❝ My two paths meet at this corner, and it seems like I have to choose one. One street represents a future, the other leads to a different kind of life. Papa Legba, the keeper of the crossroads, will help me choose.❞
Synopsis via Goodreads: The rock in the water does not know the pain of the rock in the sun.
On the corner of American Street and Joy Road, Fabiola Toussaint thought she would finally find une belle vie—a good life.
But after they leave Port-au-Prince, Haiti, Fabiola’s mother is detained by U.S. immigration, leaving Fabiola to navigate her loud American cousins, Chantal, Donna, and Princess; the grittiness of Detroit’s west side; a new school; and a surprising romance, all on her own.
Just as she finds her footing in this strange new world, a dangerous proposition presents itself, and Fabiola soon realizes that freedom comes at a cost. Trapped at the crossroads of an impossible choice, will she pay the price for the American dream?
A story about embarking on a journey to a new country, American Street follows Fabiola Toussaint as she and her mother leave behind their life in Haiti in hopes of a better one in America. But when her mother is detained at customs, Fabiola will have to adapt to life in Detroit on her own. Not ready to give up just yet, Fabiola is willing to do whatever it takes to free her mother, even if that means having to make some tough decisions that will lead her to question whether or not the American Dream is worth it after all.
American Street is a gripping and emotional debut that grabbed my attention from the very first page and I found it impossible to put down my eReader because I needed to know how Fabiola’s journey would end. This book tackles a number of issues relevant to today’s society (like, immigration, drugs use, abuse and family conflicts) in such a realistic manner and that was what made me love this story even more. Nothing was sugar-coated. It’s pure raw emotions on these pages and I felt every word of it. While there are some dark and heavy themes dealt with throughout this book, the rich Haitian culture adds color to this story, helping to lighten the mood and balance the story out. I especially loved that Zoboi included Kreyol dialogue and Vodou faith throughout this book and the fact that she addresses the negative stereotypes associated with Vodou faith.

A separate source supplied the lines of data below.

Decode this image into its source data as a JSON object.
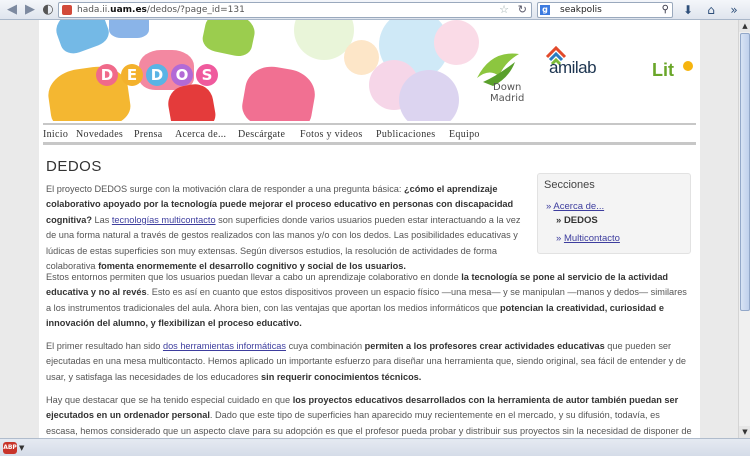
{
  "browser": {
    "url_prefix": "hada.ii.",
    "url_domain": "uam.es",
    "url_path": "/dedos/?page_id=131",
    "search_engine_label": "g",
    "search_query": "seakpolis",
    "icons": {
      "back": "back-arrow-icon",
      "forward": "forward-arrow-icon",
      "bookmark": "star-icon",
      "reload": "reload-icon",
      "search": "magnifier-icon",
      "download": "download-icon",
      "home": "home-icon",
      "menu": "menu-icon"
    }
  },
  "banner": {
    "dedos_letters": [
      "D",
      "E",
      "D",
      "O",
      "S"
    ],
    "dedos_colors": [
      "#f06a8a",
      "#f3b12c",
      "#5ab4e5",
      "#b26ad6",
      "#ef5a9d"
    ],
    "downmadrid_line1": "Down",
    "downmadrid_line2": "Madrid",
    "amilab": "amilab",
    "lite": "Lit"
  },
  "menu": {
    "items": [
      "Inicio",
      "Novedades",
      "Prensa",
      "Acerca de...",
      "Descárgate",
      "Fotos y videos",
      "Publicaciones",
      "Equipo"
    ]
  },
  "page": {
    "title": "DEDOS"
  },
  "sidebar": {
    "title": "Secciones",
    "items": [
      {
        "marker": "»",
        "label": "Acerca de..."
      },
      {
        "marker": "»",
        "label": "DEDOS"
      },
      {
        "marker": "»",
        "label": "Multicontacto"
      }
    ]
  },
  "content": {
    "p1": {
      "t1": "El proyecto DEDOS surge con la motivación clara de responder a una pregunta básica: ",
      "b1": "¿cómo el aprendizaje colaborativo apoyado por la tecnología puede mejorar el proceso educativo en personas con discapacidad cognitiva?",
      "t2": " Las ",
      "a1": "tecnologías multicontacto",
      "t3": " son superficies donde varios usuarios pueden estar interactuando a la vez de una forma natural a través de gestos realizados con las manos y/o con los dedos. Las posibilidades educativas y lúdicas de estas superficies son muy extensas. Según diversos estudios, la resolución de actividades de forma colaborativa ",
      "b2": "fomenta enormemente el desarrollo cognitivo y social de los usuarios."
    },
    "p1b": {
      "t1": "Estos entornos permiten que los usuarios puedan llevar a cabo un aprendizaje colaborativo en donde ",
      "b1": "la tecnología se pone al servicio de la actividad educativa y no al revés",
      "t2": ". Esto es así en cuanto que estos dispositivos proveen un espacio físico —una mesa— y se manipulan —manos y dedos— similares a los instrumentos tradicionales del aula. Ahora bien, con las ventajas que aportan los medios informáticos que ",
      "b2": "potencian la creatividad, curiosidad e innovación del alumno, y flexibilizan el proceso educativo."
    },
    "p2": {
      "t1": "El primer resultado han sido ",
      "a1": "dos herramientas informáticas",
      "t2": " cuya combinación ",
      "b1": "permiten a los profesores crear actividades educativas",
      "t3": " que pueden ser ejecutadas en una mesa multicontacto. Hemos aplicado un importante esfuerzo para diseñar una herramienta que, siendo  original, sea fácil de entender y de usar, y satisfaga las necesidades de los educadores ",
      "b2": "sin requerir conocimientos técnicos."
    },
    "p3": {
      "t1": "Hay que destacar que se ha tenido especial cuidado en que ",
      "b1": "los proyectos educativos desarrollados con la herramienta de autor también puedan ser ejecutados en un ordenador personal",
      "t2": ".  Dado que este tipo de superficies han aparecido muy recientemente en el mercado, y su difusión, todavía, es escasa, hemos considerado que un aspecto clave para su adopción es que el profesor pueda probar y distribuir sus proyectos sin la necesidad de disponer de una mesa multicontacto."
    }
  },
  "statusbar": {
    "addon_label": "ABP",
    "addon_icon": "adblock-icon"
  }
}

Fabiola’s spirited personality brings this story to life. She is brave, determined, and has such a big heart. She only wants a better life for her and her mother and that is pretty much the dream most immigrants strive for when they come to America. As an immigrant myself, I related to Fabiola in many ways as she tried to adapt to her new American life. Fabiola is constantly being reminded by her Aunt and cousins to speak “proper English” and that is something my mother did when we first arrived to America and still continues to do so to this very day. Food plays important part of this story as well because for the first few days after Fabiola arrives to America, she talks about how she misses certain food that she ate on a regular basis at home and that is something that was very important to my family when we first came to America. Luckily, I live in a community that is heavily populated by people from the Caribbean so it’s not too hard to find what we need. The secondary characters play no small roles and are very important to this story. Fabiola’s cousins, Chantal, Pri and Donna, are a tight bunch and while they may argue and disagree at times, when it comes to family they have each others back.
The only issue I had with this book was that I wished it had focused just a little more on Fabiola’s mother being detained. We touch upon it in the beginning, but then it is kind of swept aside and not addressed back until the end. The ending of this book had me shook af. Like, I dropped my eReader once all the pieces fell into place because everything ended up coming full circle and I didn’t expect things to go down the way they did.
American Street is a captivating ownvoices debut with amazing characters, rich culture and so much heart. I highly recommend this book to anyone looking to read a story about immigration, Haitian culture, and a girl chasing after the American Dream.